Remember that it is vital to maintain open communication with your children. Talking about suicide with children is not a good idea. Actually, it is the reverse! In fact, everyone has the power to save lives if we talk more about mental health and know the warning signs.
What to do if you see warning signs of suicide?
What to Look For:
- Changes in mood – feelings of sadness or irritability
- Activity loss can lead to a loss of interest
- Feelings that you are worthless or helpless
- Talking, joking, or writing about suicide or the death
- Isolating from everyone and everything in one’s life
- Giving up valuable possessions
- Addiction, self-harm and risky behavior
How to help someone at-risk
- Signs should be taken seriously, even when they appear to be joking
- Talk to a trusted adult, such as a counselor, parent, teacher, or doctor.
- Dial 988 to reach the Suicide Prevention Lifeline.
- Don’t hesitate to call 911 or visit the Emergency Room for immediate risk
Youth Mental Health Programs to Explore
Training in Teen Mental Health First Aid (tMHFA).
Gabriel’s Light is offering teen Mental Health First Aid Training for kids ages 15-18. Certified instructors
Teach teens how to recognize, understand, and respond to the signs of substance abuse and mental illness in their peers and friends. Participants can earn as many as 15 hours of service.

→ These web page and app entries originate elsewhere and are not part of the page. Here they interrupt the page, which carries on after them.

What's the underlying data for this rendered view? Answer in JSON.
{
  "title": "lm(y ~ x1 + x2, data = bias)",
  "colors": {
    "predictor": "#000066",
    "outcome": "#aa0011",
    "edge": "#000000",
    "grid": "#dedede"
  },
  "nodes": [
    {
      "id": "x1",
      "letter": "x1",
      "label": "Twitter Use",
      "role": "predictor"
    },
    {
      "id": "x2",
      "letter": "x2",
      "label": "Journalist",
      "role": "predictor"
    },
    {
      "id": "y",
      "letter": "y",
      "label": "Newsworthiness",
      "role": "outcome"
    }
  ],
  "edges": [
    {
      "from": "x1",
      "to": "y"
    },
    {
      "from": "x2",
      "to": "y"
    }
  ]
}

Email [email protected]
Youth Ambassador Programs
The Youth Ambassador Program gives teens and tweens the opportunity to volunteer, learn skills, and help with important causes. Our Kindness Campaign session in October will see middle school and high-school students create a kindness campaign to benefit their school and community.
Resources for Parent Mental Health
Download Gabriel’s Light’s Resource Guides
We’ve created a series of Resource Guides: How to deal with a Mental Health Crisis, How to address bullying Suicide: Surviving Loss. Feel free to download them and share them with anyone in need.
Cyber Safety – Requiring Social Media Platforms to Protect Kids
Congress is currently considering two pieces of cyber security legislation. Click the links to learn more. Reach out to your senators in your state and ask them if they will support and cosponsor KOSA 2.0 and COPPA 2.0.
The Kids Online Safety Act of Twenty22 (KOSA)
KOSA is legislation that would require social media platforms put the interests of children first by requiring platforms to make safety the default and to give kids and parents tools to help prevent the destructive impact of social media on our children’s mental health.
COPPA was established in 1998. It is the federal original online privacy and protection law. Currently, the Children and Teens’ Online Privacy Protection Act (COPPA) is in legislation to update online data privacy rules for the 21st century and ensure both children and teenagers are protected online.
Carol Deely is a mother of five and president and co-founder of Gabriel’s Light. In 2019, Carol and her husband Brendan founded Gabriel’s Light in honor of their son, Gabriel. Gabriel’s Light shares their story to build awareness of youth suicide, the #2 killer of youth ages 10-24, as a growing public health problem. Gabrielslight.org provides more information.